My dogs suddenly looked disturbed as I sat at my desk writing. I looked up and wondered if they had to go pee. I just took them out an hour ago, I thought. Then, I heard a familiar jingling sound. I don’t know how else to describe it. I knew what was next; I was born and raised in California.
Earthquake, I said to myself. The house began to moan and then it started to slightly shake. Then there were two jolts among the shakes. The dogs started barking and looked alarmed. I have been trained from a young age to get under a door jam during an earthquake. I’ve never quite bought that because if the house falls down will the door jam really save you? And, when the dogs are totally freaked out how in heck do I get a 100 pound boy and 65 pound girl to stay under a door jam with me??
I’m the Accidental Texan, really I am, and I knew there would be lots of new things when I moved here. Many Texans told me about Tornedos, but no one mentioned earthquakes and I just assumed we didn’t have them here.
On jolt number one it occurred to me that this could be like something I’ve experienced in my past so I jumped from my office chair to an earthquake ready position. Unless you are from earthquake country, you probably have no idea what that is. That position is something like a quarterback ready to receive a hike. (You know, “HIKE, HIKE, GO!” and that one guy throws the football under his butt to the waaaay toooo cute quarterback who is married to a waaaaay toooo gorgeous skinny model.)
In an earthquake, just like with a quarterback who catches the ball in a hike, the next question that pops in your mind is what the hell do I do now?!? So, as I stood in earthquake ready position I asked myself that question. I have a “safe room” in a closet under the stairwell for tornedoes so that’s where I decided to go. The dogs love it in there because I have trained them that it’s a fun place and there are treats! The earthquake never took on California proportions and was over quickly. It took the dogs a while to settle down and I finally continued to write.

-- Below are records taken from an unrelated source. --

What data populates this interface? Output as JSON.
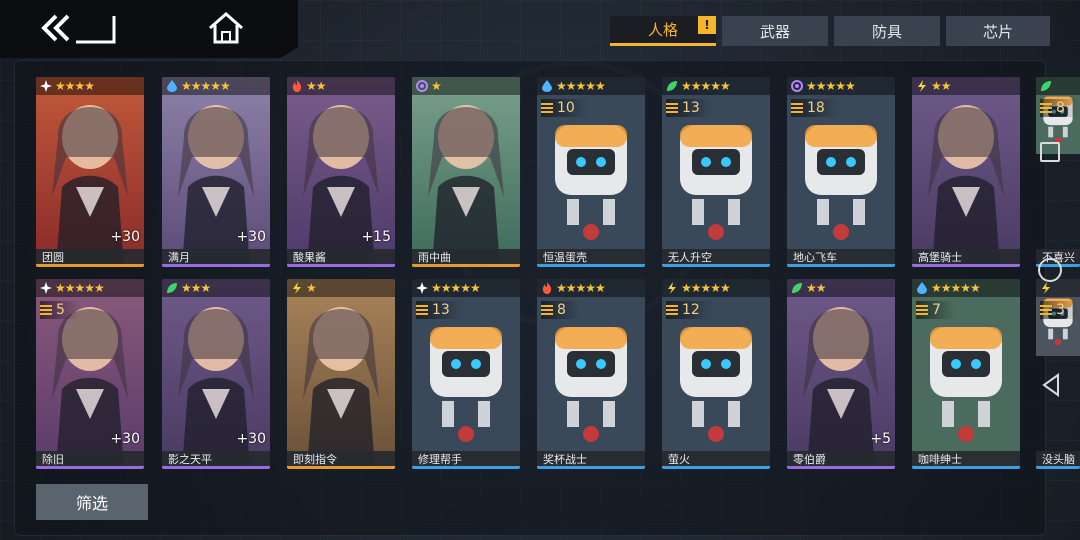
{
  "tabs": [
    {
      "label": "人格",
      "active": true,
      "alert": "!"
    },
    {
      "label": "武器",
      "active": false
    },
    {
      "label": "防具",
      "active": false
    },
    {
      "label": "芯片",
      "active": false
    }
  ],
  "filter_label": "筛选",
  "colors": {
    "accent": "#f4b52c",
    "rarity_orange": "#e69a2c",
    "rarity_purple": "#9a6bdc",
    "rarity_blue": "#3b9fe0"
  },
  "cards": [
    {
      "name": "团圆",
      "element": "star-icon",
      "stars": 4,
      "plus": "+30",
      "level": "",
      "rarity": "orange",
      "bg": [
        "#8a2a2a",
        "#c05a3a"
      ],
      "kind": "human"
    },
    {
      "name": "满月",
      "element": "water-icon",
      "stars": 5,
      "plus": "+30",
      "level": "",
      "rarity": "purple",
      "bg": [
        "#5c4a78",
        "#8c82a8"
      ],
      "kind": "human"
    },
    {
      "name": "酸果酱",
      "element": "fire-icon",
      "stars": 2,
      "plus": "+15",
      "level": "",
      "rarity": "purple",
      "bg": [
        "#4d3a6a",
        "#7a5c8c"
      ],
      "kind": "human"
    },
    {
      "name": "雨中曲",
      "element": "spiral-icon",
      "stars": 1,
      "plus": "",
      "level": "",
      "rarity": "orange",
      "bg": [
        "#3d6a5a",
        "#7aa08c"
      ],
      "kind": "human"
    },
    {
      "name": "恒温蛋壳",
      "element": "water-icon",
      "stars": 5,
      "plus": "",
      "level": "10",
      "rarity": "blue",
      "bg": [
        "#2f3d4d",
        "#45566a"
      ],
      "kind": "robot"
    },
    {
      "name": "无人升空",
      "element": "leaf-icon",
      "stars": 5,
      "plus": "",
      "level": "13",
      "rarity": "blue",
      "bg": [
        "#2f3d4d",
        "#45566a"
      ],
      "kind": "robot"
    },
    {
      "name": "地心飞车",
      "element": "spiral-icon",
      "stars": 5,
      "plus": "",
      "level": "18",
      "rarity": "blue",
      "bg": [
        "#2f3d4d",
        "#45566a"
      ],
      "kind": "robot"
    },
    {
      "name": "高堡骑士",
      "element": "bolt-icon",
      "stars": 2,
      "plus": "",
      "level": "",
      "rarity": "purple",
      "bg": [
        "#4a3a62",
        "#6e5a8a"
      ],
      "kind": "human"
    },
    {
      "name": "不喜兴",
      "element": "leaf-icon",
      "stars": 0,
      "plus": "",
      "level": "8",
      "rarity": "blue",
      "bg": [
        "#3b5c52",
        "#5a7e70"
      ],
      "kind": "robot"
    },
    {
      "name": "除旧",
      "element": "star-icon",
      "stars": 5,
      "plus": "+30",
      "level": "5",
      "rarity": "purple",
      "bg": [
        "#5a3b6a",
        "#8a5a7c"
      ],
      "kind": "human"
    },
    {
      "name": "影之天平",
      "element": "leaf-icon",
      "stars": 3,
      "plus": "+30",
      "level": "",
      "rarity": "purple",
      "bg": [
        "#4a3a62",
        "#6e5a8a"
      ],
      "kind": "human"
    },
    {
      "name": "即刻指令",
      "element": "bolt-icon",
      "stars": 1,
      "plus": "",
      "level": "",
      "rarity": "orange",
      "bg": [
        "#6a5038",
        "#a8845a"
      ],
      "kind": "human"
    },
    {
      "name": "修理帮手",
      "element": "star-icon",
      "stars": 5,
      "plus": "",
      "level": "13",
      "rarity": "blue",
      "bg": [
        "#2f3d4d",
        "#45566a"
      ],
      "kind": "robot"
    },
    {
      "name": "奖杯战士",
      "element": "fire-icon",
      "stars": 5,
      "plus": "",
      "level": "8",
      "rarity": "blue",
      "bg": [
        "#2f3d4d",
        "#45566a"
      ],
      "kind": "robot"
    },
    {
      "name": "萤火",
      "element": "bolt-icon",
      "stars": 5,
      "plus": "",
      "level": "12",
      "rarity": "blue",
      "bg": [
        "#2f3d4d",
        "#45566a"
      ],
      "kind": "robot"
    },
    {
      "name": "零伯爵",
      "element": "leaf-icon",
      "stars": 2,
      "plus": "+5",
      "level": "",
      "rarity": "purple",
      "bg": [
        "#4a3a62",
        "#6e5a8a"
      ],
      "kind": "human"
    },
    {
      "name": "咖啡绅士",
      "element": "water-icon",
      "stars": 5,
      "plus": "",
      "level": "7",
      "rarity": "blue",
      "bg": [
        "#3b5c52",
        "#5a7e70"
      ],
      "kind": "robot"
    },
    {
      "name": "没头脑",
      "element": "bolt-icon",
      "stars": 0,
      "plus": "",
      "level": "3",
      "rarity": "blue",
      "bg": [
        "#3a4450",
        "#5a6470"
      ],
      "kind": "robot"
    }
  ]
}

Over the next couple days, what utterly amazed me was what a big deal Texas made over an earthquake that measured 3.5 on the Richter Scale! It was on the front page of the newspaper, on the morning shows, on talk shows and Texans talked about it at the grocery store. They talked about the emotional devastation, the fear and the beloved trinkets lost to the natural disaster. In California, this wouldn’t have made the last page of personal ads. (Do personal ads still exist? Am I dating myself on my on blog? One of the reasons I’m blogging is to stay current, sniff. Is it all Match.com now?? I was married long before electronic dating started!)
I’ve been in 4 major earthquakes in my life. The first one was in 1971 and I was 12 years old. My whole family was sleeping at 6:01 am. First the jingling and then suddenly utter chaos as the force built. In these huge earthquakes, everything shakes so dramatically you think the planet is being thrown off its axis. The end of the world occurs to you. It’s all you can do to crawl to a door jam hoping you don’t get hit from the things flying across the room as you hear dishes and glasses crashing to the floor from the cupboards in the kitchen. You find yourself screaming for your loved ones in other parts of the house. It is utterly terrifying. The 1971 earthquake measured 6.7 on the Richter Scale. Here are a few photos of the devastation.
I hope to God no one was in that Chevrolet. Obviously with earthquakes of that magnitude, electricity goes out, entire towns and cities are shut down for days or weeks and it takes a tremendous toll on emotions, costs and industry.
I hope I’m not messing with Texas, but these Texan 3.5’s are calves while California 6.7’s are Longhorns.